What are Ethernet and Network Hubs?Posted Oct. 27, 2020, 8:12 a.m. by Emil S.
For you to connect the multiple network-enabled devices, you can use a hub. A hub is a small, inexpensive, and rectangular device. It is ordinarily made of malleable plastic and takes power typically through a wall outlet. The purpose of this is to materialize a single network section on which all devices can communicate directly with each other.
In early 2000, Ethernet hubs were extensively used for home networking because it is less complex and inexpensive. On the other hand, broadband routers have been replaced in most households, and hubs served an efficient and valuable purpose.
NOTE: To control smart gadgets, you can consider an ethernet hub which differs from smart hubs. Similar to USB hubs, it is just a power strip for USB devices.
The Speed of a Hub
As to the speed of Ethernet hubs, it varies across either network data rate or bandwidth. Ethernet hubs must have at least 10 Mbps compared to the modern hub that has 100 Mbps. Generally, it offers both 10 Mbps and 100 Mbps. It is commonly known as dual-speed or 10/100 hubs.
The number of ports differs in the Ethernet hub. The most common in-home networks have ethernet hubs of 4 and 5-ports. There is also an 8 and 16-port hub, which may only be used in home and office environments. If you want to have a broader range in the total number of devices that a hub network can operate, hubs may be connected in a process called daisy-chaining.
To distinguish between an Older Ethernet hub and a Modern hub, the former is larger and noisy because it has a built-in fan to lower heat, while the latter is noiseless and designed smaller for mobility.
NOTE: It controls a 1-Layer device in the OSI model.
Passive, Active, and Intelligent Hubs
The three basic kinds of hubs are as follows:
- Active Hubs - it operates amplification similar to a repeater.
- Intelligent Hubs - it has more characteristics necessary for business operations. Such a sensible hub is classically loadable. It means that it is invented with multiple units placed on top as a way to save space. Intelligent Ethernet hubs also incorporate proficient remote management through Virtual LAN (VLAN) and SNMP support.
- Passive Hubs - before broadcasting out the network, passive hubs do not amplify incoming packets' signal.
NOTE: A word concentrator denotes a passive hub, and the multiport repeater then justifies the active hub.
How to Work with Ethernet Hubs?
To work with ethernet hub networks, first, you must have to connect the ethernet cable into the unit and then link the end cable to a network interface card (NIC) device. The standard Ethernet cables and the RJ-45 connectors shall be accepted by all ethernet hubs. Ethernet hubs can be joined with each other, with other routers, or switches to expand a network and cater to more devices.

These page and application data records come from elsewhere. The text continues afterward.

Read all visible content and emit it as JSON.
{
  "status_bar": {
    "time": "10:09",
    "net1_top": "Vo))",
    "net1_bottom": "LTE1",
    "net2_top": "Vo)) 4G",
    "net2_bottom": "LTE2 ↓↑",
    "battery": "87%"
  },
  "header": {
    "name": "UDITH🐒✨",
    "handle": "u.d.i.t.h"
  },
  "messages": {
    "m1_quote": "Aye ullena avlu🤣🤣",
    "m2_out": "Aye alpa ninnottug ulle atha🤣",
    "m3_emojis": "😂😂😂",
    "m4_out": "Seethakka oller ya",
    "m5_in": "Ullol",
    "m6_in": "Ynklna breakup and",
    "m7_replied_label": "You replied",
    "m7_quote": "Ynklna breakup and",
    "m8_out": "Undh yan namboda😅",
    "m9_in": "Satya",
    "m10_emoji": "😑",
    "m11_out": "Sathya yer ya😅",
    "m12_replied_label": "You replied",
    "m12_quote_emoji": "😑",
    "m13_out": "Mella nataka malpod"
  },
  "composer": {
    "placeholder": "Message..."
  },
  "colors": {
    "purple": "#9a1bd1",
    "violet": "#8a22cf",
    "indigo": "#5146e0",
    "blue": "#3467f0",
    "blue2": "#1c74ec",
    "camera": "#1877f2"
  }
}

When to Use an Ethernet Hub?
If you need to get an ample range of networks, you can use the hub for that. Also, it is helpful within the time being while substituting an inoperative system. Nonetheless, hubs shall be used if its operation is not severely an issue on the network.
Hubs are not the same as switches and routers. Everything that the data packets have received at the hub is transmitted to every port. This action is irrespective of which port initiating device you are using. The rationale is that the hub cannot recognize which device requested the data compared to a router or a switch. As a result, the network may experience degradation in its operation.